● **EXERCISE**
In the records below, find each line with the word "screenshot" and copy it.

● **RECORD SET**

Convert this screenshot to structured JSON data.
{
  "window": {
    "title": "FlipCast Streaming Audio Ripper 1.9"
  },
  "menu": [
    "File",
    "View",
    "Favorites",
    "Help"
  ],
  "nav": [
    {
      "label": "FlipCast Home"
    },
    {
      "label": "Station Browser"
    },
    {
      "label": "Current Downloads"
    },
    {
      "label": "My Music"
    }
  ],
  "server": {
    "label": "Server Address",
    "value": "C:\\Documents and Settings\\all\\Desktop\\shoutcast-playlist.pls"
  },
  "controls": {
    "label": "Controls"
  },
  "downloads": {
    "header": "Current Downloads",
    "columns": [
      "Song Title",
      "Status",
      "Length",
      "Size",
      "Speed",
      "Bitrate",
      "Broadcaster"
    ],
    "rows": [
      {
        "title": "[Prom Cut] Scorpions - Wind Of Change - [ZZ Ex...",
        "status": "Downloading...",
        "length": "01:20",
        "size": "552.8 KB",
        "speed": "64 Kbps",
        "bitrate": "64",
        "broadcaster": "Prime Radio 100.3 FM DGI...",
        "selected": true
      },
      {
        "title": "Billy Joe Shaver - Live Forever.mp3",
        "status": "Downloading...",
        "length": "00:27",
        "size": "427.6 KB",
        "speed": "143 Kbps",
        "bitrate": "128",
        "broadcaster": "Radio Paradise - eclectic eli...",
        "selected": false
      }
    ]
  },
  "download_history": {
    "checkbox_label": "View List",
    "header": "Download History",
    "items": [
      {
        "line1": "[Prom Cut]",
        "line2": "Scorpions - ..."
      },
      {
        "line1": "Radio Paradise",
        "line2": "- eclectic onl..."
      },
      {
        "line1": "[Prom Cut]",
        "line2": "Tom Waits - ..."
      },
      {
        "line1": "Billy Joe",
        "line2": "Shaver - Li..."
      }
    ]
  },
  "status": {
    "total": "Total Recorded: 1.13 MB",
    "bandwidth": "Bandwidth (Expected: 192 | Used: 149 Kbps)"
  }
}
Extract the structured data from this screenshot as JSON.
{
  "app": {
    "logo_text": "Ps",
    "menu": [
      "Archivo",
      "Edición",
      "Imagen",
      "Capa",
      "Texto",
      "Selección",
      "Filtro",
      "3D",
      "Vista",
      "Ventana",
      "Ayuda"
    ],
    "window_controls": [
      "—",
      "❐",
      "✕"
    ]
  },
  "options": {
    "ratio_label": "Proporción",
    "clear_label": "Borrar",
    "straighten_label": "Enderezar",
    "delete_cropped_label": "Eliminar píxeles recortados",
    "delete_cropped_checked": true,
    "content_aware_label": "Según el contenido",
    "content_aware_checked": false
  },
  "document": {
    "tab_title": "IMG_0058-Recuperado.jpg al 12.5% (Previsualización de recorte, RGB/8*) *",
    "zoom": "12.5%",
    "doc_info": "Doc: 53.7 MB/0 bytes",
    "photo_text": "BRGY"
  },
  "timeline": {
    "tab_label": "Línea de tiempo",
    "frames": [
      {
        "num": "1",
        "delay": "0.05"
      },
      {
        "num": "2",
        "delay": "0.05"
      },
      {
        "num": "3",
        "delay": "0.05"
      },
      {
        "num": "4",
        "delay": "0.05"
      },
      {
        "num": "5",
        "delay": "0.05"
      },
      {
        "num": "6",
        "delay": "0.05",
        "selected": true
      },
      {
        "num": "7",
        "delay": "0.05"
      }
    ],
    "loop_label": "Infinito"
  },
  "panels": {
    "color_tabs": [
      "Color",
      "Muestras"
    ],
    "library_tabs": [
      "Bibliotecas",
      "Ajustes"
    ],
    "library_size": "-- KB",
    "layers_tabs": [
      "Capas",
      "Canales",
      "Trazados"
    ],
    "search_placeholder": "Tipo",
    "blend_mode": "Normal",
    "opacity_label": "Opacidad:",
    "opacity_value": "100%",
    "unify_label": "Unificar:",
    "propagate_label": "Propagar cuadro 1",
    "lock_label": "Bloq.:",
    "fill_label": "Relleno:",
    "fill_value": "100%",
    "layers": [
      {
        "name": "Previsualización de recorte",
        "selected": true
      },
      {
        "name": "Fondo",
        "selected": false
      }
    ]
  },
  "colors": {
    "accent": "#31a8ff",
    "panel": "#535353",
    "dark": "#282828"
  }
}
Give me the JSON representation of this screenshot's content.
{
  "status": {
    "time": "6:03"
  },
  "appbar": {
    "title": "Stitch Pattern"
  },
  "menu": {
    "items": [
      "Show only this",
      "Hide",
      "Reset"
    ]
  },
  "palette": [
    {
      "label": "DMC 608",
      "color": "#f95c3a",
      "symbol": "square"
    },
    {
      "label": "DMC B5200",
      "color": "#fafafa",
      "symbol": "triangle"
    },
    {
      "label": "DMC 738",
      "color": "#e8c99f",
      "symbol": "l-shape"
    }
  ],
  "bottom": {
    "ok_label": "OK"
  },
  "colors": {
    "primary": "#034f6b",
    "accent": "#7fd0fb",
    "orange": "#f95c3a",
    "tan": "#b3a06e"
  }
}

● **OUTPUT OF THE TASK**
Convert this screenshot to structured JSON data.
Extract the structured data from this screenshot as JSON.
Give me the JSON representation of this screenshot's content.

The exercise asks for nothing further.